Notice: This overview of Pennsylvania’s laws regarding “statute of limitations” is believed to be accurate, but was not written to provide a thorough analysis of all statutory limitations on the right to sue. Keep in mind that laws also change, sometimes dramatically, over time and depending on the exact area where you live. If you want to read a full review of PA’s statute of limitations law, or see how the law works with particular injuries or incidents, contact a qualified Pennsylvania attorney who will be able to walk you through the steps of your specific case.
What is a “Statute of Limitations”?
This type of law places a time limit on a person who wishes to pursue legal action relating to unlawful conduct. Unless other legal exceptions apply, the injured person loses the ability to file a lawsuit or seek money damages after the statutory period expires.
Proliferation of Statutes
We may often hear the term “statute of limitations,” but there are many other statutes that place time restraints on civil actions.

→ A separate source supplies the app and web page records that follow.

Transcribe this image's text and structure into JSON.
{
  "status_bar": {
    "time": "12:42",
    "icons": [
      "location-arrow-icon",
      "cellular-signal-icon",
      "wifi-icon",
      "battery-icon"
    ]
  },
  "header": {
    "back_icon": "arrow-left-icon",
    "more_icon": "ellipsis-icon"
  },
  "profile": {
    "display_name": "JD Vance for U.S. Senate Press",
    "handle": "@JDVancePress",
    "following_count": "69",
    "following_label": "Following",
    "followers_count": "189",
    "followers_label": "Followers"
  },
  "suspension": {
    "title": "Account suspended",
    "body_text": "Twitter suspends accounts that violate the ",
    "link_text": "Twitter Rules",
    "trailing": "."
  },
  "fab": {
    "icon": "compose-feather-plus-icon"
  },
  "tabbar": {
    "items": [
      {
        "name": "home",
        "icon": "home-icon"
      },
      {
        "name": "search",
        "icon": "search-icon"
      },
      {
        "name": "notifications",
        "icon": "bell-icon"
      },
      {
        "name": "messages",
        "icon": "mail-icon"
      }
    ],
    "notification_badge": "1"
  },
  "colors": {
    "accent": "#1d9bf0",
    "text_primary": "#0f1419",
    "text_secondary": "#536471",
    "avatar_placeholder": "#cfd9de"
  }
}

Since it can be hard to remember all the various statutes and their exceptions, you may want to meet with a lawyer if you are concerned about the expiration of a statutory limitations period losing you the right to sue. A good attorney will be able to help you decide which statutes apply to your situation and how to protect your right to receive damages.
Specific Civil Actions
Included below is a sampling of Pennsylvania statutory limitations periods for certain cases. Sometimes it is possible for a single “wrongful conduct” incident to bring multiple causes of action, and even if a statute of limitations appears to have run out, you may be able to bring an alternative claim. The following list only provides a few relevant examples, so keep in mind that there may be exceptions to the standard limitations periods. You should contact a qualified Pennsylvania attorney service if you want to find out exactly how the statute of limitations applies to your legal situation and when the limitations period will expire.
Professional Malpractice: 2 years, for professional negligence including medical malpractice
Personal Injury: 2 years
Fraud: 2 years
Libel/Slander/Defamation: 1 year
Personal Property Damage: 2 years
Product Liability: 2 years
Contracts: 20 years, if written and under seal, but otherwise, 4 years.
Statute of Limitations and Statute of Repose
Unlike a statute of limitations, if a “statute of repose” expires, it becomes impossible to file a lawsuit even if an injury happens after that time. If there is a twenty-year statute of repose, for example, on the manufacture of aircraft, one cannot file a claim against the product’s maker more than twenty years after the manufacture date, even if a defect in the aircraft’s design or production causes you to suffer from an injury later.
Accrual of Claims
A statute of limitations begins to takes effect at the time a claim accrues, or builds up. This usually takes place around the time in which an injury occurs, but this is not always the case.
The Discovery Rule
It may not be reasonably possible for a person to find out the cause of an injury, or recognize that an injury has taken place, until after the act that caused the injury is over. For instance, a mistake in the drafting of a will could go unnoticed until after the will is carried out, which may be many years after it was written. A financial planner might also engage in fraud that is not discovered until much later because of the release of false statements of account.
Pennsylvania’s discovery rule allows the plaintiff and defendant to exchange questions, comments, and information so that they are prepared for the trial. The statute of limitations begins when the plaintiff knows or should have known that an injury resulted from another’s actions. This rule does not apply in all civil injury cases, and sometimes the period of time in which one can bring a claim after discovery is brief. If you identify an injury at a later period, you should seek legal assistance as quickly as possible.
Tolling of the Statute of Limitations
You may be able to avoid a statute of limitation by claiming that the statute has been “tolled.” This means that something has prevented the statute from lasting for its appropriate period of time. Someone can “toll” a statute of limitations because he or she was a minor when the injury occurred, or was not mentally competent at the time of injury. The defendant’s bankruptcy may be another reason, since the “automatic stay” in bankruptcy usually tolls the statute of limitations until the bankruptcy is taken care of or the stay is lifted.
Pennsylvania law allows unemancipated minors (those under eighteen who are not completely self-supporting) to file suits within two years of their eighteenth birthdays. Minors must normally file suit within this two year range unless the law provides a longer period or exception.
A statutory limitations period may possibly be shortened by contract. An employment contract, for example, could require that any employment-related claim, including wrongful termination, be filed within a year of the wrongful conduct. These clauses are usually upheld in court, especially if they relate to business transactions; however, they provide a shorter limitations period that would otherwise be in effect with the statute of limitations.